▶ [What the exercise asks] Repeat, line for line, the entries printed below.

(Data Opens)

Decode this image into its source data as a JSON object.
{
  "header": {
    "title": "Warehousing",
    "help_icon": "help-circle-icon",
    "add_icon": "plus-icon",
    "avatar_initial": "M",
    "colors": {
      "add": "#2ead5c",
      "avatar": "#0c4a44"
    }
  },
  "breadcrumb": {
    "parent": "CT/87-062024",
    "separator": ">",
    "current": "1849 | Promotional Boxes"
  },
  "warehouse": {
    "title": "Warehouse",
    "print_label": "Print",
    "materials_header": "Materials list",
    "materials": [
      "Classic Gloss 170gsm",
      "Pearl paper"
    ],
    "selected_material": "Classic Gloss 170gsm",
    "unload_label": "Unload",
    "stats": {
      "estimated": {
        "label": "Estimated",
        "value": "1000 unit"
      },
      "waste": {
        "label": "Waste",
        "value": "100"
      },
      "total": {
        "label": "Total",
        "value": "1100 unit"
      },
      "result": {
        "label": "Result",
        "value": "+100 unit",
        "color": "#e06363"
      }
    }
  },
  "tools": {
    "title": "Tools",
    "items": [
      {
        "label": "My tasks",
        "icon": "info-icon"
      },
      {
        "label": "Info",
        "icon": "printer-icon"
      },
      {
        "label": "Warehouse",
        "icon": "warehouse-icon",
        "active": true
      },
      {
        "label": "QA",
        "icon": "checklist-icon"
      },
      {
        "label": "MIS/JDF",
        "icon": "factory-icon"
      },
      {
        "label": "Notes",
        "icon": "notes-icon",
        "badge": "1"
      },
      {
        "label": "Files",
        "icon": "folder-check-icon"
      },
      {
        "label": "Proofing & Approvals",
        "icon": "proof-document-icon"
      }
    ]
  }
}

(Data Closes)

▶ [Finished task]
Decode this image into its source data as a JSON object.
{
  "header": {
    "title": "Warehousing",
    "help_icon": "help-circle-icon",
    "add_icon": "plus-icon",
    "avatar_initial": "M",
    "colors": {
      "add": "#2ead5c",
      "avatar": "#0c4a44"
    }
  },
  "breadcrumb": {
    "parent": "CT/87-062024",
    "separator": ">",
    "current": "1849 | Promotional Boxes"
  },
  "warehouse": {
    "title": "Warehouse",
    "print_label": "Print",
    "materials_header": "Materials list",
    "materials": [
      "Classic Gloss 170gsm",
      "Pearl paper"
    ],
    "selected_material": "Classic Gloss 170gsm",
    "unload_label": "Unload",
    "stats": {
      "estimated": {
        "label": "Estimated",
        "value": "1000 unit"
      },
      "waste": {
        "label": "Waste",
        "value": "100"
      },
      "total": {
        "label": "Total",
        "value": "1100 unit"
      },
      "result": {
        "label": "Result",
        "value": "+100 unit",
        "color": "#e06363"
      }
    }
  },
  "tools": {
    "title": "Tools",
    "items": [
      {
        "label": "My tasks",
        "icon": "info-icon"
      },
      {
        "label": "Info",
        "icon": "printer-icon"
      },
      {
        "label": "Warehouse",
        "icon": "warehouse-icon",
        "active": true
      },
      {
        "label": "QA",
        "icon": "checklist-icon"
      },
      {
        "label": "MIS/JDF",
        "icon": "factory-icon"
      },
      {
        "label": "Notes",
        "icon": "notes-icon",
        "badge": "1"
      },
      {
        "label": "Files",
        "icon": "folder-check-icon"
      },
      {
        "label": "Proofing & Approvals",
        "icon": "proof-document-icon"
      }
    ]
  }
}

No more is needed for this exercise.